About this task.
Draw out every line with the word "username" from the listing below.

Records shown.
>>
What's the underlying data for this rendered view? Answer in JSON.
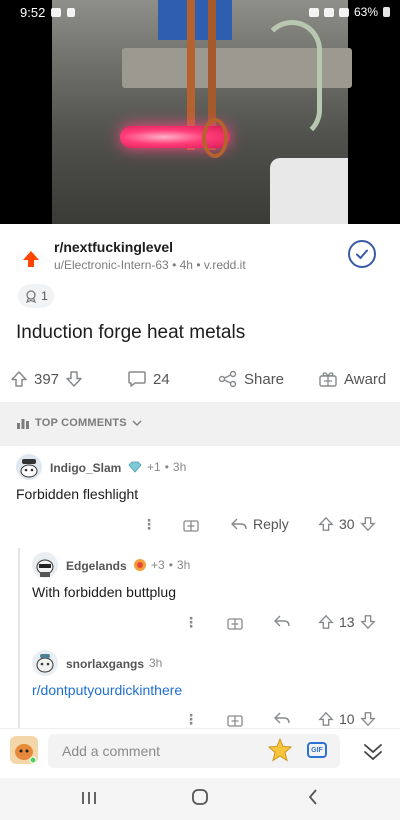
{
  "status_bar": {
    "time": "9:52",
    "battery": "63%"
  },
  "post": {
    "subreddit": "r/nextfuckinglevel",
    "author": "u/Electronic-Intern-63",
    "age": "4h",
    "domain": "v.redd.it",
    "award_count": "1",
    "title": "Induction forge heat metals",
    "votes": "397",
    "comments": "24",
    "share_label": "Share",
    "award_label": "Award"
  },
  "sort": {
    "label": "TOP COMMENTS"
  },
  "comments": [
    {
      "username": "Indigo_Slam",
      "award_count": "+1",
      "age": "3h",
      "text": "Forbidden fleshlight",
      "reply_label": "Reply",
      "score": "30"
    },
    {
      "username": "Edgelands",
      "award_count": "+3",
      "age": "3h",
      "text": "With forbidden buttplug",
      "score": "13"
    },
    {
      "username": "snorlaxgangs",
      "age": "3h",
      "link": "r/dontputyourdickinthere",
      "score": "10"
    }
  ],
  "composer": {
    "placeholder": "Add a comment",
    "gif_label": "GIF"
  },
  "colors": {
    "upvote_orange": "#ff4500",
    "link_blue": "#1f6fd1",
    "check_blue": "#3b5aa8"
  }
}
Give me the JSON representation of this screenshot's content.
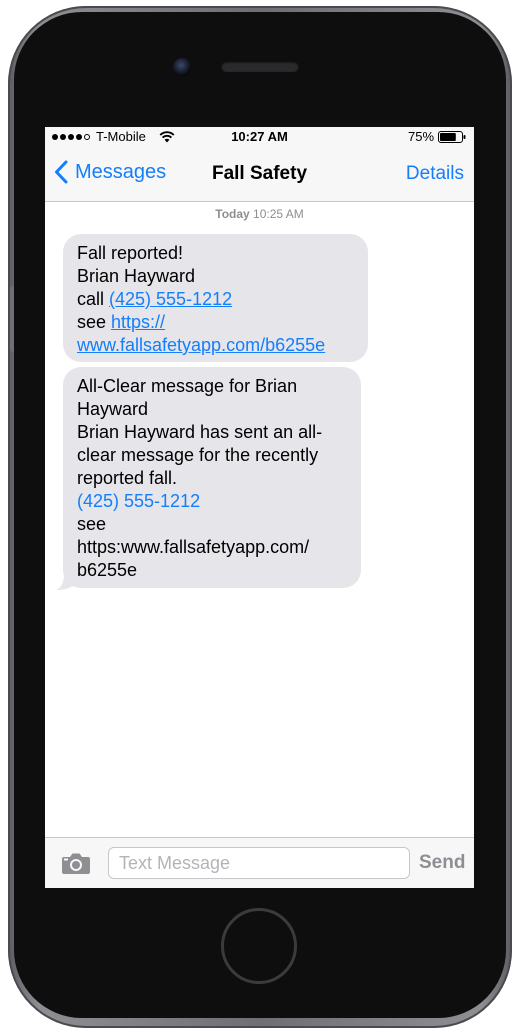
{
  "status_bar": {
    "carrier": "T-Mobile",
    "time": "10:27 AM",
    "battery_percent": "75%",
    "signal_bars": 4,
    "battery_level": 0.75
  },
  "nav": {
    "back_label": "Messages",
    "title": "Fall Safety",
    "details_label": "Details"
  },
  "thread": {
    "timestamp_day": "Today",
    "timestamp_time": "10:25 AM",
    "messages": [
      {
        "line1": "Fall reported!",
        "line2": "Brian Hayward",
        "call_prefix": "call ",
        "phone": "(425) 555-1212",
        "see_prefix": "see ",
        "url_part1": "https://",
        "url_part2": "www.fallsafetyapp.com/b6255e"
      },
      {
        "line1": "All-Clear message for Brian",
        "line2": "Hayward",
        "line3": "Brian Hayward has sent an all-",
        "line4": "clear message for the recently",
        "line5": "reported fall.",
        "phone": "(425) 555-1212",
        "see": "see",
        "url_part1": "https:www.fallsafetyapp.com/",
        "url_part2": "b6255e"
      }
    ]
  },
  "input_bar": {
    "placeholder": "Text Message",
    "value": "",
    "send_label": "Send"
  },
  "colors": {
    "accent": "#147efb",
    "bubble": "#e5e5ea",
    "bar_background": "#f7f7f8"
  },
  "icons": {
    "back": "chevron-left-icon",
    "camera": "camera-icon",
    "wifi": "wifi-icon",
    "battery": "battery-icon"
  }
}
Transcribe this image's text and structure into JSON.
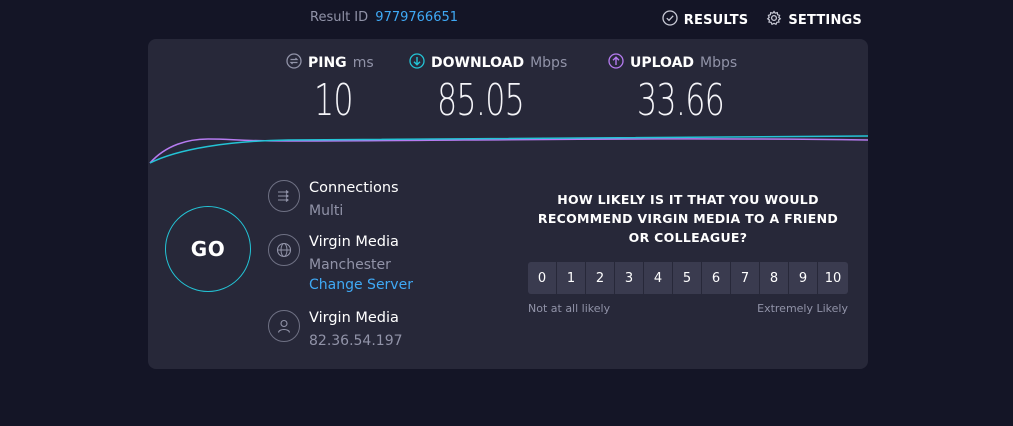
{
  "header": {
    "result_label": "Result ID",
    "result_id": "9779766651",
    "nav": [
      {
        "label": "RESULTS",
        "icon": "check-circle-icon"
      },
      {
        "label": "SETTINGS",
        "icon": "gear-icon"
      }
    ]
  },
  "metrics": {
    "ping": {
      "label": "PING",
      "unit": "ms",
      "value": "10",
      "icon": "ping-icon",
      "color": "#9193a8"
    },
    "download": {
      "label": "DOWNLOAD",
      "unit": "Mbps",
      "value": "85.05",
      "icon": "download-arrow-icon",
      "color": "#23c4d6"
    },
    "upload": {
      "label": "UPLOAD",
      "unit": "Mbps",
      "value": "33.66",
      "icon": "upload-arrow-icon",
      "color": "#b57bf0"
    }
  },
  "go_button": {
    "label": "GO"
  },
  "info": {
    "connections": {
      "title": "Connections",
      "value": "Multi",
      "icon": "connections-icon"
    },
    "server": {
      "title": "Virgin Media",
      "location": "Manchester",
      "change_link": "Change Server",
      "icon": "globe-icon"
    },
    "isp": {
      "title": "Virgin Media",
      "ip": "82.36.54.197",
      "icon": "user-icon"
    }
  },
  "survey": {
    "question": "HOW LIKELY IS IT THAT YOU WOULD RECOMMEND VIRGIN MEDIA TO A FRIEND OR COLLEAGUE?",
    "options": [
      "0",
      "1",
      "2",
      "3",
      "4",
      "5",
      "6",
      "7",
      "8",
      "9",
      "10"
    ],
    "low_label": "Not at all likely",
    "high_label": "Extremely Likely"
  },
  "colors": {
    "background": "#141526",
    "card": "#272839",
    "accent_cyan": "#23c4d6",
    "accent_purple": "#b57bf0",
    "link": "#3fa9f5"
  }
}
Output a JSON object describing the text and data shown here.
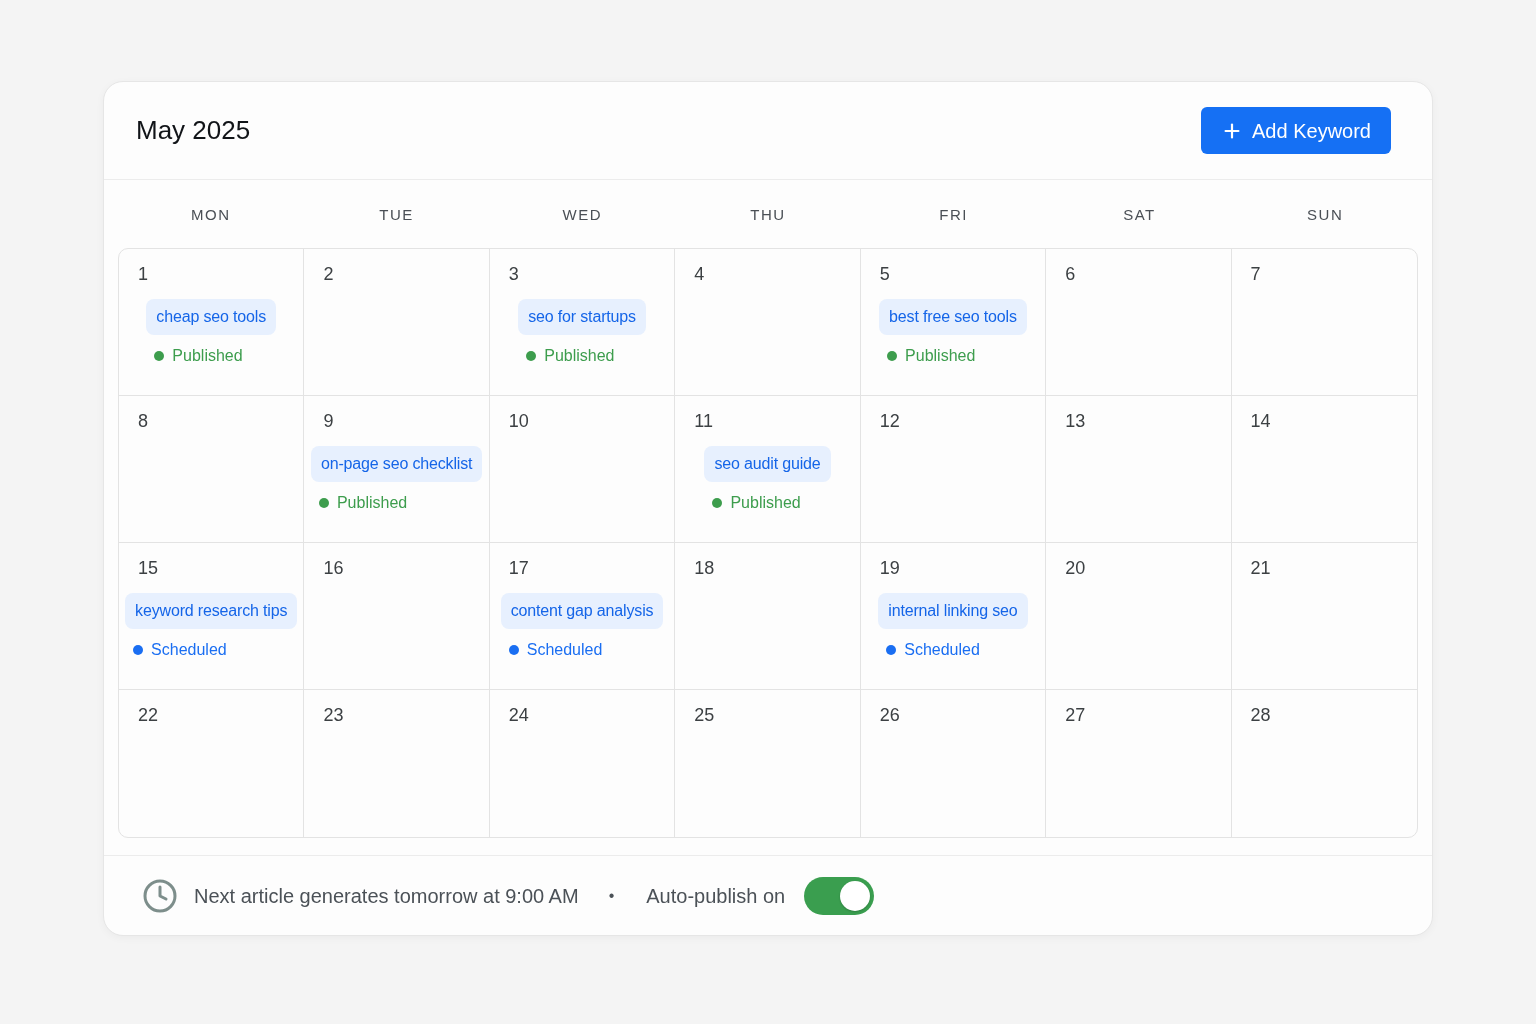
{
  "header": {
    "title": "May 2025",
    "add_button": {
      "label": "Add Keyword"
    }
  },
  "weekdays": [
    "MON",
    "TUE",
    "WED",
    "THU",
    "FRI",
    "SAT",
    "SUN"
  ],
  "days": [
    {
      "day": "1",
      "entry": {
        "keyword": "cheap seo tools",
        "status": "Published",
        "color": "#3d9d4d"
      }
    },
    {
      "day": "2"
    },
    {
      "day": "3",
      "entry": {
        "keyword": "seo for startups",
        "status": "Published",
        "color": "#3d9d4d"
      }
    },
    {
      "day": "4"
    },
    {
      "day": "5",
      "entry": {
        "keyword": "best free seo tools",
        "status": "Published",
        "color": "#3d9d4d"
      }
    },
    {
      "day": "6"
    },
    {
      "day": "7"
    },
    {
      "day": "8"
    },
    {
      "day": "9",
      "entry": {
        "keyword": "on-page seo checklist",
        "status": "Published",
        "color": "#3d9d4d"
      }
    },
    {
      "day": "10"
    },
    {
      "day": "11",
      "entry": {
        "keyword": "seo audit guide",
        "status": "Published",
        "color": "#3d9d4d"
      }
    },
    {
      "day": "12"
    },
    {
      "day": "13"
    },
    {
      "day": "14"
    },
    {
      "day": "15",
      "entry": {
        "keyword": "keyword research tips",
        "status": "Scheduled",
        "color": "#1a6ef2"
      }
    },
    {
      "day": "16"
    },
    {
      "day": "17",
      "entry": {
        "keyword": "content gap analysis",
        "status": "Scheduled",
        "color": "#1a6ef2"
      }
    },
    {
      "day": "18"
    },
    {
      "day": "19",
      "entry": {
        "keyword": "internal linking seo",
        "status": "Scheduled",
        "color": "#1a6ef2"
      }
    },
    {
      "day": "20"
    },
    {
      "day": "21"
    },
    {
      "day": "22"
    },
    {
      "day": "23"
    },
    {
      "day": "24"
    },
    {
      "day": "25"
    },
    {
      "day": "26"
    },
    {
      "day": "27"
    },
    {
      "day": "28"
    }
  ],
  "footer": {
    "next_run": "Next article generates tomorrow at 9:00 AM",
    "separator": "•",
    "auto_publish": {
      "label": "Auto-publish on",
      "on": true
    }
  }
}
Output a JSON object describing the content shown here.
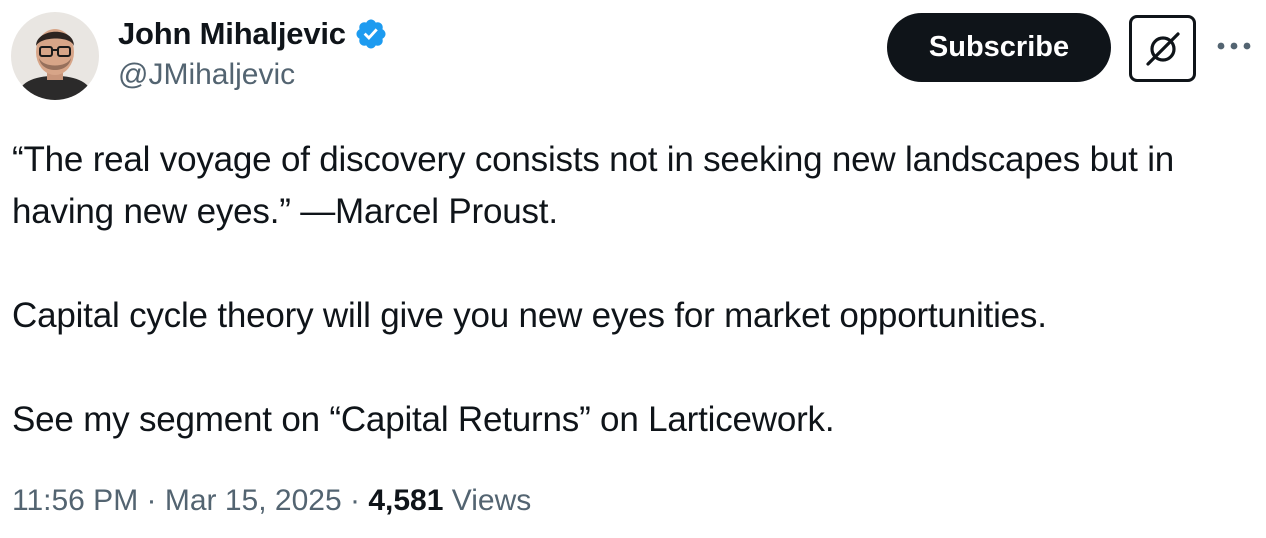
{
  "author": {
    "display_name": "John Mihaljevic",
    "handle": "@JMihaljevic",
    "verified": true,
    "verified_color": "#1d9bf0"
  },
  "actions": {
    "subscribe_label": "Subscribe",
    "grok_icon": "grok-icon",
    "more_icon": "more-dots-icon"
  },
  "tweet": {
    "paragraphs": [
      "“The real voyage of discovery consists not in seeking new landscapes but in having new eyes.” —Marcel Proust.",
      "Capital cycle theory will give you new eyes for market opportunities.",
      "See my segment on “Capital Returns” on Larticework."
    ],
    "time": "11:56 PM",
    "separator": "·",
    "date": "Mar 15, 2025",
    "views_count": "4,581",
    "views_label": "Views"
  },
  "colors": {
    "text": "#0f1419",
    "secondary": "#536471",
    "button_bg": "#0f1419"
  }
}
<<
Response area.
      "username": "Indigo_Slam",
      "username": "Edgelands",
      "username": "snorlaxgangs",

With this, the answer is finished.